To do => An exact, complete copy of the entries is needed, with the pictures left out.

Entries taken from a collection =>
▼

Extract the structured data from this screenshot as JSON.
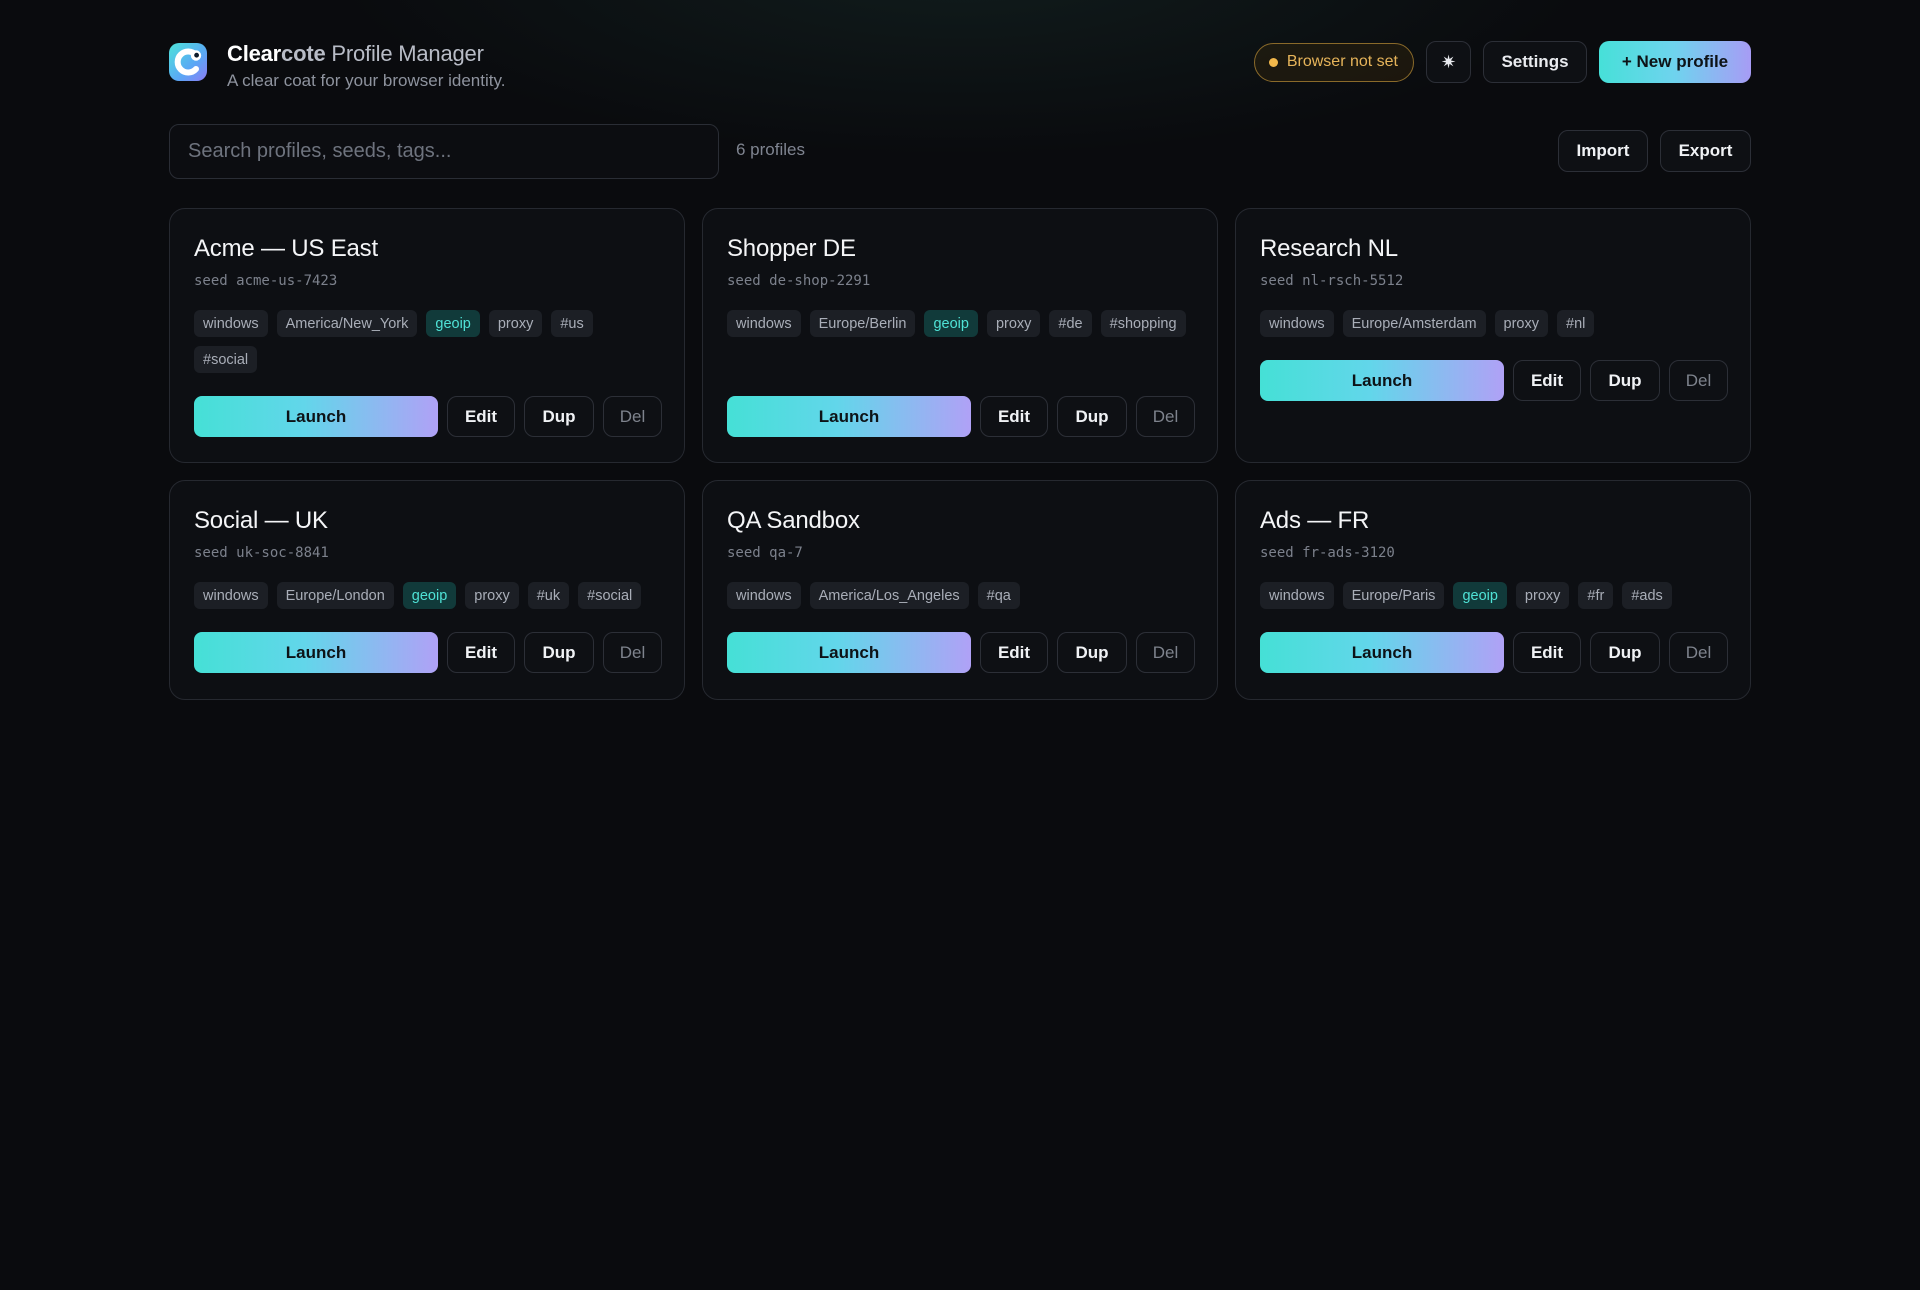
{
  "app": {
    "name_strong": "Clear",
    "name_mid": "cote",
    "name_rest": " Profile Manager",
    "subtitle": "A clear coat for your browser identity.",
    "logo_icon": "clearcote-logo-icon"
  },
  "header": {
    "browser_status": "Browser not set",
    "theme_icon": "✷",
    "settings_label": "Settings",
    "new_profile_label": "+ New profile"
  },
  "toolbar": {
    "search_placeholder": "Search profiles, seeds, tags...",
    "count_label": "6 profiles",
    "import_label": "Import",
    "export_label": "Export"
  },
  "actions": {
    "launch": "Launch",
    "edit": "Edit",
    "dup": "Dup",
    "del": "Del"
  },
  "profiles": [
    {
      "name": "Acme — US East",
      "seed": "seed acme-us-7423",
      "tags": [
        "windows",
        "America/New_York",
        "geoip",
        "proxy",
        "#us",
        "#social"
      ]
    },
    {
      "name": "Shopper DE",
      "seed": "seed de-shop-2291",
      "tags": [
        "windows",
        "Europe/Berlin",
        "geoip",
        "proxy",
        "#de",
        "#shopping"
      ]
    },
    {
      "name": "Research NL",
      "seed": "seed nl-rsch-5512",
      "tags": [
        "windows",
        "Europe/Amsterdam",
        "proxy",
        "#nl"
      ]
    },
    {
      "name": "Social — UK",
      "seed": "seed uk-soc-8841",
      "tags": [
        "windows",
        "Europe/London",
        "geoip",
        "proxy",
        "#uk",
        "#social"
      ]
    },
    {
      "name": "QA Sandbox",
      "seed": "seed qa-7",
      "tags": [
        "windows",
        "America/Los_Angeles",
        "#qa"
      ]
    },
    {
      "name": "Ads — FR",
      "seed": "seed fr-ads-3120",
      "tags": [
        "windows",
        "Europe/Paris",
        "geoip",
        "proxy",
        "#fr",
        "#ads"
      ]
    }
  ],
  "colors": {
    "background": "#0a0b0e",
    "accent_start": "#46e0d8",
    "accent_end": "#a79cf5",
    "warning": "#f2b84b",
    "geoip_tag": "#4fe2d6"
  }
}
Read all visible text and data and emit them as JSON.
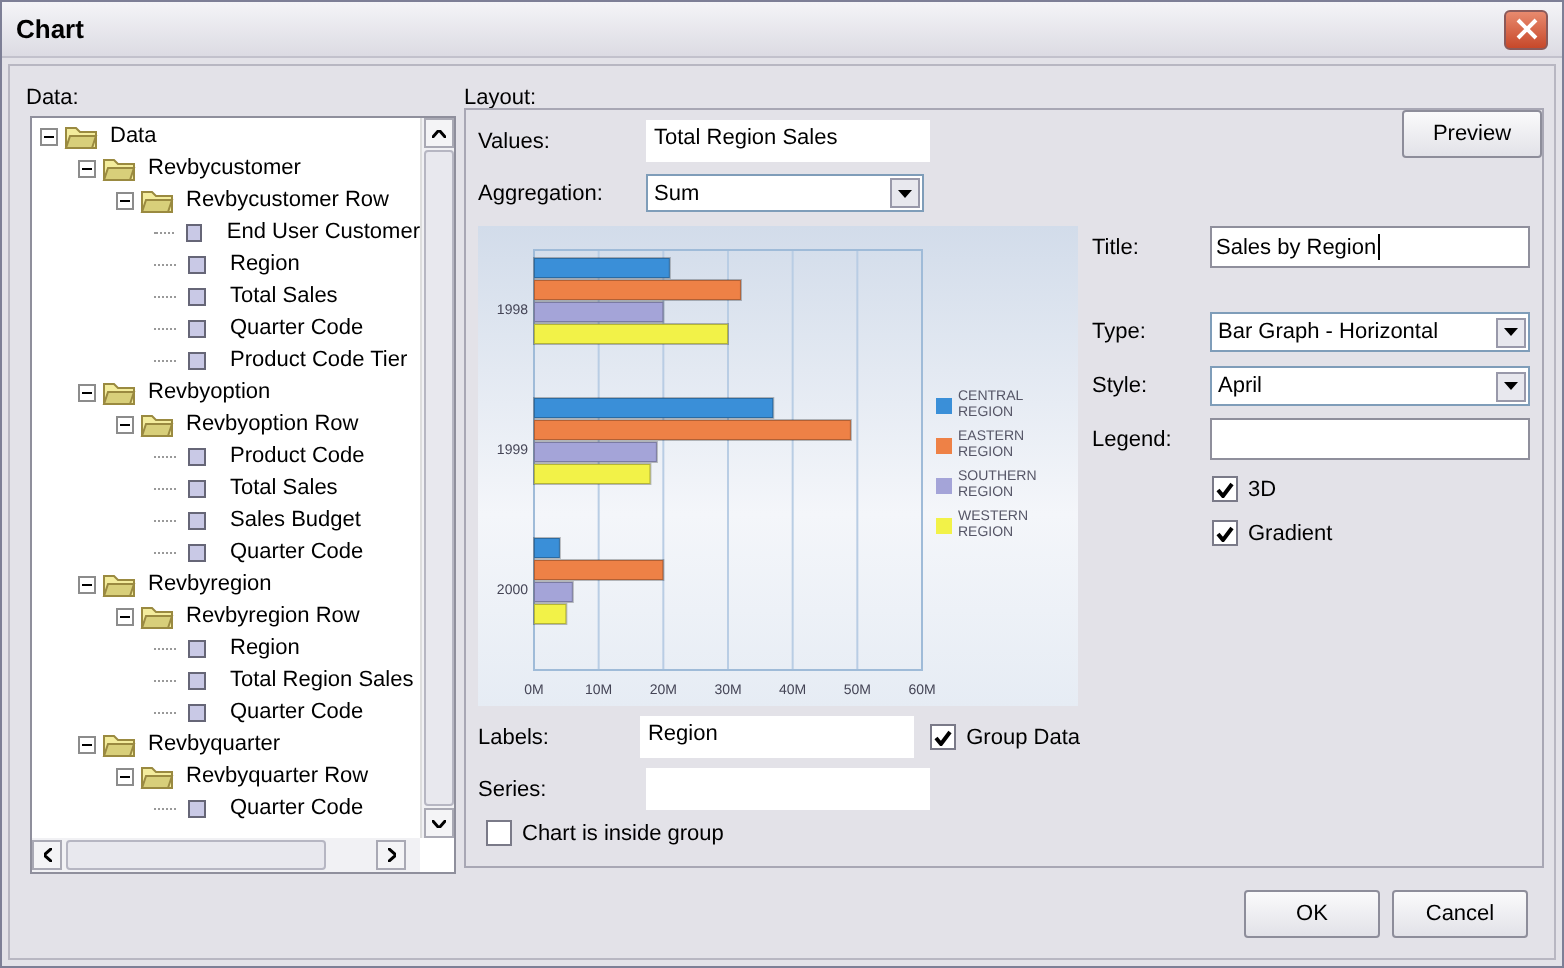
{
  "window": {
    "title": "Chart"
  },
  "data_panel": {
    "label": "Data:",
    "tree": [
      {
        "label": "Data",
        "expanded": true,
        "children": [
          {
            "label": "Revbycustomer",
            "expanded": true,
            "children": [
              {
                "label": "Revbycustomer Row",
                "expanded": true,
                "children": [
                  {
                    "label": "End User Customer"
                  },
                  {
                    "label": "Region"
                  },
                  {
                    "label": "Total Sales"
                  },
                  {
                    "label": "Quarter Code"
                  },
                  {
                    "label": "Product Code Tier"
                  }
                ]
              }
            ]
          },
          {
            "label": "Revbyoption",
            "expanded": true,
            "children": [
              {
                "label": "Revbyoption Row",
                "expanded": true,
                "children": [
                  {
                    "label": "Product Code"
                  },
                  {
                    "label": "Total Sales"
                  },
                  {
                    "label": "Sales Budget"
                  },
                  {
                    "label": "Quarter Code"
                  }
                ]
              }
            ]
          },
          {
            "label": "Revbyregion",
            "expanded": true,
            "children": [
              {
                "label": "Revbyregion Row",
                "expanded": true,
                "children": [
                  {
                    "label": "Region"
                  },
                  {
                    "label": "Total Region Sales"
                  },
                  {
                    "label": "Quarter Code"
                  }
                ]
              }
            ]
          },
          {
            "label": "Revbyquarter",
            "expanded": true,
            "children": [
              {
                "label": "Revbyquarter Row",
                "expanded": true,
                "children": [
                  {
                    "label": "Quarter Code"
                  }
                ]
              }
            ]
          }
        ]
      }
    ]
  },
  "layout": {
    "label": "Layout:",
    "preview_button": "Preview",
    "values": {
      "label": "Values:",
      "value": "Total Region Sales"
    },
    "aggregation": {
      "label": "Aggregation:",
      "value": "Sum"
    },
    "chart_data": {
      "type": "bar",
      "orientation": "horizontal",
      "categories": [
        "1998",
        "1999",
        "2000"
      ],
      "series": [
        {
          "name": "CENTRAL REGION",
          "color": "#3a8fd8",
          "values": [
            21,
            37,
            4
          ]
        },
        {
          "name": "EASTERN REGION",
          "color": "#ee8146",
          "values": [
            32,
            49,
            20
          ]
        },
        {
          "name": "SOUTHERN REGION",
          "color": "#a4a4d8",
          "values": [
            20,
            19,
            6
          ]
        },
        {
          "name": "WESTERN REGION",
          "color": "#f2f248",
          "values": [
            30,
            18,
            5
          ]
        }
      ],
      "grid": true,
      "legend": true,
      "xlim": [
        0,
        60
      ],
      "xticks": [
        {
          "value": 0,
          "label": "0M"
        },
        {
          "value": 10,
          "label": "10M"
        },
        {
          "value": 20,
          "label": "20M"
        },
        {
          "value": 30,
          "label": "30M"
        },
        {
          "value": 40,
          "label": "40M"
        },
        {
          "value": 50,
          "label": "50M"
        },
        {
          "value": 60,
          "label": "60M"
        }
      ]
    },
    "labels": {
      "label": "Labels:",
      "value": "Region"
    },
    "group_data": {
      "label": "Group Data",
      "checked": true
    },
    "series": {
      "label": "Series:"
    },
    "inside_group": {
      "label": "Chart is inside group",
      "checked": false
    },
    "title": {
      "label": "Title:",
      "value": "Sales by Region"
    },
    "type": {
      "label": "Type:",
      "value": "Bar Graph - Horizontal"
    },
    "style": {
      "label": "Style:",
      "value": "April"
    },
    "legend": {
      "label": "Legend:"
    },
    "options": [
      {
        "label": "3D",
        "checked": true
      },
      {
        "label": "Gradient",
        "checked": true
      }
    ]
  },
  "buttons": [
    "OK",
    "Cancel"
  ]
}
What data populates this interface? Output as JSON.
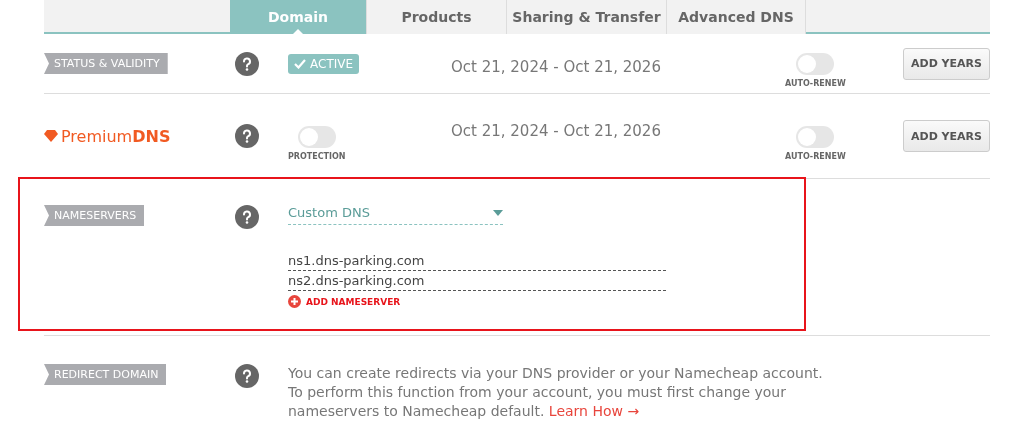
{
  "tabs": [
    {
      "label": "Domain",
      "selected": true
    },
    {
      "label": "Products",
      "selected": false
    },
    {
      "label": "Sharing & Transfer",
      "selected": false
    },
    {
      "label": "Advanced DNS",
      "selected": false
    }
  ],
  "status_row": {
    "label": "STATUS & VALIDITY",
    "badge": "ACTIVE",
    "dates": "Oct 21, 2024 - Oct 21, 2026",
    "auto_renew": {
      "label": "AUTO-RENEW",
      "on": false
    },
    "button": "ADD YEARS"
  },
  "premium_row": {
    "logo": "Premium**DNS**",
    "protection": {
      "label": "PROTECTION",
      "on": false
    },
    "dates": "Oct 21, 2024 - Oct 21, 2026",
    "auto_renew": {
      "label": "AUTO-RENEW",
      "on": false
    },
    "button": "ADD YEARS"
  },
  "nameservers": {
    "label": "NAMESERVERS",
    "highlighted": true,
    "dropdown": "Custom DNS",
    "servers": [
      "ns1.dns-parking.com",
      "ns2.dns-parking.com"
    ],
    "add_button": "ADD NAMESERVER"
  },
  "redirect": {
    "label": "REDIRECT DOMAIN",
    "text": "You can create redirects via your DNS provider or your Namecheap account. To perform this function from your account, you must first change your nameservers to Namecheap default.",
    "link": "Learn How →"
  }
}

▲

Expected answer =>
Extract the structured data from this screenshot as JSON.
{
  "app": {
    "name_strong": "Clear",
    "name_mid": "cote",
    "name_rest": " Profile Manager",
    "subtitle": "A clear coat for your browser identity.",
    "logo_icon": "clearcote-logo-icon"
  },
  "header": {
    "browser_status": "Browser not set",
    "theme_icon": "✷",
    "settings_label": "Settings",
    "new_profile_label": "+ New profile"
  },
  "toolbar": {
    "search_placeholder": "Search profiles, seeds, tags...",
    "count_label": "6 profiles",
    "import_label": "Import",
    "export_label": "Export"
  },
  "actions": {
    "launch": "Launch",
    "edit": "Edit",
    "dup": "Dup",
    "del": "Del"
  },
  "profiles": [
    {
      "name": "Acme — US East",
      "seed": "seed acme-us-7423",
      "tags": [
        "windows",
        "America/New_York",
        "geoip",
        "proxy",
        "#us",
        "#social"
      ]
    },
    {
      "name": "Shopper DE",
      "seed": "seed de-shop-2291",
      "tags": [
        "windows",
        "Europe/Berlin",
        "geoip",
        "proxy",
        "#de",
        "#shopping"
      ]
    },
    {
      "name": "Research NL",
      "seed": "seed nl-rsch-5512",
      "tags": [
        "windows",
        "Europe/Amsterdam",
        "proxy",
        "#nl"
      ]
    },
    {
      "name": "Social — UK",
      "seed": "seed uk-soc-8841",
      "tags": [
        "windows",
        "Europe/London",
        "geoip",
        "proxy",
        "#uk",
        "#social"
      ]
    },
    {
      "name": "QA Sandbox",
      "seed": "seed qa-7",
      "tags": [
        "windows",
        "America/Los_Angeles",
        "#qa"
      ]
    },
    {
      "name": "Ads — FR",
      "seed": "seed fr-ads-3120",
      "tags": [
        "windows",
        "Europe/Paris",
        "geoip",
        "proxy",
        "#fr",
        "#ads"
      ]
    }
  ],
  "colors": {
    "background": "#0a0b0e",
    "accent_start": "#46e0d8",
    "accent_end": "#a79cf5",
    "warning": "#f2b84b",
    "geoip_tag": "#4fe2d6"
  }
}
Read all visible text and data and emit them as JSON.
{
  "window": {
    "title": "Chart"
  },
  "data_panel": {
    "label": "Data:",
    "tree": [
      {
        "label": "Data",
        "expanded": true,
        "children": [
          {
            "label": "Revbycustomer",
            "expanded": true,
            "children": [
              {
                "label": "Revbycustomer Row",
                "expanded": true,
                "children": [
                  {
                    "label": "End User Customer"
                  },
                  {
                    "label": "Region"
                  },
                  {
                    "label": "Total Sales"
                  },
                  {
                    "label": "Quarter Code"
                  },
                  {
                    "label": "Product Code Tier"
                  }
                ]
              }
            ]
          },
          {
            "label": "Revbyoption",
            "expanded": true,
            "children": [
              {
                "label": "Revbyoption Row",
                "expanded": true,
                "children": [
                  {
                    "label": "Product Code"
                  },
                  {
                    "label": "Total Sales"
                  },
                  {
                    "label": "Sales Budget"
                  },
                  {
                    "label": "Quarter Code"
                  }
                ]
              }
            ]
          },
          {
            "label": "Revbyregion",
            "expanded": true,
            "children": [
              {
                "label": "Revbyregion Row",
                "expanded": true,
                "children": [
                  {
                    "label": "Region"
                  },
                  {
                    "label": "Total Region Sales"
                  },
                  {
                    "label": "Quarter Code"
                  }
                ]
              }
            ]
          },
          {
            "label": "Revbyquarter",
            "expanded": true,
            "children": [
              {
                "label": "Revbyquarter Row",
                "expanded": true,
                "children": [
                  {
                    "label": "Quarter Code"
                  }
                ]
              }
            ]
          }
        ]
      }
    ]
  },
  "layout": {
    "label": "Layout:",
    "preview_button": "Preview",
    "values": {
      "label": "Values:",
      "value": "Total Region Sales"
    },
    "aggregation": {
      "label": "Aggregation:",
      "value": "Sum"
    },
    "chart_data": {
      "type": "bar",
      "orientation": "horizontal",
      "categories": [
        "1998",
        "1999",
        "2000"
      ],
      "series": [
        {
          "name": "CENTRAL REGION",
          "color": "#3a8fd8",
          "values": [
            21,
            37,
            4
          ]
        },
        {
          "name": "EASTERN REGION",
          "color": "#ee8146",
          "values": [
            32,
            49,
            20
          ]
        },
        {
          "name": "SOUTHERN REGION",
          "color": "#a4a4d8",
          "values": [
            20,
            19,
            6
          ]
        },
        {
          "name": "WESTERN REGION",
          "color": "#f2f248",
          "values": [
            30,
            18,
            5
          ]
        }
      ],
      "grid": true,
      "legend": true,
      "xlim": [
        0,
        60
      ],
      "xticks": [
        {
          "value": 0,
          "label": "0M"
        },
        {
          "value": 10,
          "label": "10M"
        },
        {
          "value": 20,
          "label": "20M"
        },
        {
          "value": 30,
          "label": "30M"
        },
        {
          "value": 40,
          "label": "40M"
        },
        {
          "value": 50,
          "label": "50M"
        },
        {
          "value": 60,
          "label": "60M"
        }
      ]
    },
    "labels": {
      "label": "Labels:",
      "value": "Region"
    },
    "group_data": {
      "label": "Group Data",
      "checked": true
    },
    "series": {
      "label": "Series:"
    },
    "inside_group": {
      "label": "Chart is inside group",
      "checked": false
    },
    "title": {
      "label": "Title:",
      "value": "Sales by Region"
    },
    "type": {
      "label": "Type:",
      "value": "Bar Graph - Horizontal"
    },
    "style": {
      "label": "Style:",
      "value": "April"
    },
    "legend": {
      "label": "Legend:"
    },
    "options": [
      {
        "label": "3D",
        "checked": true
      },
      {
        "label": "Gradient",
        "checked": true
      }
    ]
  },
  "buttons": [
    "OK",
    "Cancel"
  ]
}
What data populates this interface? Output as JSON.
{
  "tabs": [
    {
      "label": "Domain",
      "selected": true
    },
    {
      "label": "Products",
      "selected": false
    },
    {
      "label": "Sharing & Transfer",
      "selected": false
    },
    {
      "label": "Advanced DNS",
      "selected": false
    }
  ],
  "status_row": {
    "label": "STATUS & VALIDITY",
    "badge": "ACTIVE",
    "dates": "Oct 21, 2024 - Oct 21, 2026",
    "auto_renew": {
      "label": "AUTO-RENEW",
      "on": false
    },
    "button": "ADD YEARS"
  },
  "premium_row": {
    "logo": "Premium**DNS**",
    "protection": {
      "label": "PROTECTION",
      "on": false
    },
    "dates": "Oct 21, 2024 - Oct 21, 2026",
    "auto_renew": {
      "label": "AUTO-RENEW",
      "on": false
    },
    "button": "ADD YEARS"
  },
  "nameservers": {
    "label": "NAMESERVERS",
    "highlighted": true,
    "dropdown": "Custom DNS",
    "servers": [
      "ns1.dns-parking.com",
      "ns2.dns-parking.com"
    ],
    "add_button": "ADD NAMESERVER"
  },
  "redirect": {
    "label": "REDIRECT DOMAIN",
    "text": "You can create redirects via your DNS provider or your Namecheap account. To perform this function from your account, you must first change your nameservers to Namecheap default.",
    "link": "Learn How →"
  }
}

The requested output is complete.